Exercise:
In the records, find each line where "title" occurs, and copy it.

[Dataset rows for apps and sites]
◆ ◆ ◆ ◆ ◆
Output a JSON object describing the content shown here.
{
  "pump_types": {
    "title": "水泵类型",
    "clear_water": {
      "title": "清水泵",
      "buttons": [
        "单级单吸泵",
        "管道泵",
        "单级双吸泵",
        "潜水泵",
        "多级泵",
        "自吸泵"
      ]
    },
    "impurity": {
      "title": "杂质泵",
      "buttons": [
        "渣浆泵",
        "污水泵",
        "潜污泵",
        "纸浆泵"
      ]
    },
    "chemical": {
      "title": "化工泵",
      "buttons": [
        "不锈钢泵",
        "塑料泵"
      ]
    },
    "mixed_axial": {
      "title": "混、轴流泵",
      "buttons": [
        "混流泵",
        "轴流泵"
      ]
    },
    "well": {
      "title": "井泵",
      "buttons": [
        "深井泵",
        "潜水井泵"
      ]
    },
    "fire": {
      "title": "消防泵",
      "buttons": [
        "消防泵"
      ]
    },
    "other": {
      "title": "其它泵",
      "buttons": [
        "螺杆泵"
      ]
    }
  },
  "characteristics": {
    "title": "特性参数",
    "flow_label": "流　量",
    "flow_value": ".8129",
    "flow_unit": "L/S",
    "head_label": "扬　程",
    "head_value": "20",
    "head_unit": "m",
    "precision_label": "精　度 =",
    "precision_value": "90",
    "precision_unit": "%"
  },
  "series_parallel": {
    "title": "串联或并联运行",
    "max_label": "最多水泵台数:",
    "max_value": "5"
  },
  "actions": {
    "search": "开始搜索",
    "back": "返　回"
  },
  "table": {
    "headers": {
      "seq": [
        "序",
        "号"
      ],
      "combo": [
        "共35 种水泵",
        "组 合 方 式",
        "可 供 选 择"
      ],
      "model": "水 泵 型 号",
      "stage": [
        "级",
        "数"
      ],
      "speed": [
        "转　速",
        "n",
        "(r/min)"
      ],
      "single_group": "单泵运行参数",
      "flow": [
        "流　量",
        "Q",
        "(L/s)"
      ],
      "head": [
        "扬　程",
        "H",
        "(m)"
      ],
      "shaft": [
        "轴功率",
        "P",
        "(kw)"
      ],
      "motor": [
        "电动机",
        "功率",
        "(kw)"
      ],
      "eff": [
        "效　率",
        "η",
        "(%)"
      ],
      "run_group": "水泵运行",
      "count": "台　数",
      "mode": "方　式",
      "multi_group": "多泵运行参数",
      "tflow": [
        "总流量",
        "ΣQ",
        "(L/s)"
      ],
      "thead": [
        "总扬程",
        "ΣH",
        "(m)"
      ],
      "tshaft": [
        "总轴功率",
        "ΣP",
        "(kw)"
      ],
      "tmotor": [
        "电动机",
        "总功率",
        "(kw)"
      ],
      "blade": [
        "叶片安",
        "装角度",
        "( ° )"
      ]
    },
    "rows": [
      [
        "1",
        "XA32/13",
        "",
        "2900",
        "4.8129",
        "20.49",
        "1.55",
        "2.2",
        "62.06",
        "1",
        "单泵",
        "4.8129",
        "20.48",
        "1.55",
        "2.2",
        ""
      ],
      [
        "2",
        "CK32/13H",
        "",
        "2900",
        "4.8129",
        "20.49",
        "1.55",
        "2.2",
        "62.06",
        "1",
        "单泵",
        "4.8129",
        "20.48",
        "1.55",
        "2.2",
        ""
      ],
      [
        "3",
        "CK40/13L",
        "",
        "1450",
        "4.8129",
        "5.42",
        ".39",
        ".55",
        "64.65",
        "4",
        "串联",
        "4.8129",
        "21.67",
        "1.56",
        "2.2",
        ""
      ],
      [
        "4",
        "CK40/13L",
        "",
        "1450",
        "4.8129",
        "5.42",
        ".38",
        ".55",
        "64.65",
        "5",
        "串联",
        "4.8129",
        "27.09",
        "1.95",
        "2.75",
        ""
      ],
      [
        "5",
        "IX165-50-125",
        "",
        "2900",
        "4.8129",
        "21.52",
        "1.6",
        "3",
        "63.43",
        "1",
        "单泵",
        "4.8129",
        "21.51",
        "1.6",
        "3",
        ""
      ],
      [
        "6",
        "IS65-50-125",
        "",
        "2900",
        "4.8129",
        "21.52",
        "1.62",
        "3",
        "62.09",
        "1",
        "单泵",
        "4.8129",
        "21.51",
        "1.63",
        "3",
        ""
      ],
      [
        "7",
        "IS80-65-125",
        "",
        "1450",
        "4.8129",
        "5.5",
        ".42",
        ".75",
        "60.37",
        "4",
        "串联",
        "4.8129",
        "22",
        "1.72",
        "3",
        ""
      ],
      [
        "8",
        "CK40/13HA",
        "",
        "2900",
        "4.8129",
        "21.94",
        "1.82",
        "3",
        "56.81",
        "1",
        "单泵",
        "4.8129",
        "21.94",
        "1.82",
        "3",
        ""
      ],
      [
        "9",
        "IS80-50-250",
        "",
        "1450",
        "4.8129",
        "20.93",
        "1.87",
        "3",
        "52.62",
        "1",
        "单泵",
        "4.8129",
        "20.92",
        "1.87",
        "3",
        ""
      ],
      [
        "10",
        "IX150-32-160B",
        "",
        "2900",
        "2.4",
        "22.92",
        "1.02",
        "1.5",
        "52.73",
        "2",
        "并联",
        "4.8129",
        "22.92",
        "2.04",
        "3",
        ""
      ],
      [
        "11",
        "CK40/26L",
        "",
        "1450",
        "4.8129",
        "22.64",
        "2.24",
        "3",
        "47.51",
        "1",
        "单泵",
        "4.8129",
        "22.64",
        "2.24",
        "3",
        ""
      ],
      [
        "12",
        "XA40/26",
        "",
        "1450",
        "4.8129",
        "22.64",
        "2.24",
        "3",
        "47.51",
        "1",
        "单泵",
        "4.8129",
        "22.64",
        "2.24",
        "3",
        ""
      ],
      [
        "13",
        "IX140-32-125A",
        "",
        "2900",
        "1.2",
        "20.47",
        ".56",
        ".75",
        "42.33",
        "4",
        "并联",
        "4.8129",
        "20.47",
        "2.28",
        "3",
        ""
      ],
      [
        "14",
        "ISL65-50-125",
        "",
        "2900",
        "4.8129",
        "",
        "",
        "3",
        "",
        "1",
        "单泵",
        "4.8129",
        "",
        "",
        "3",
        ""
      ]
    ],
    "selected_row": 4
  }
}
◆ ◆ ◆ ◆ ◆
Task result:
    "title": "水泵类型",
      "title": "清水泵",
      "title": "杂质泵",
      "title": "化工泵",
      "title": "混、轴流泵",
      "title": "井泵",
      "title": "消防泵",
      "title": "其它泵",
    "title": "特性参数",
    "title": "串联或并联运行",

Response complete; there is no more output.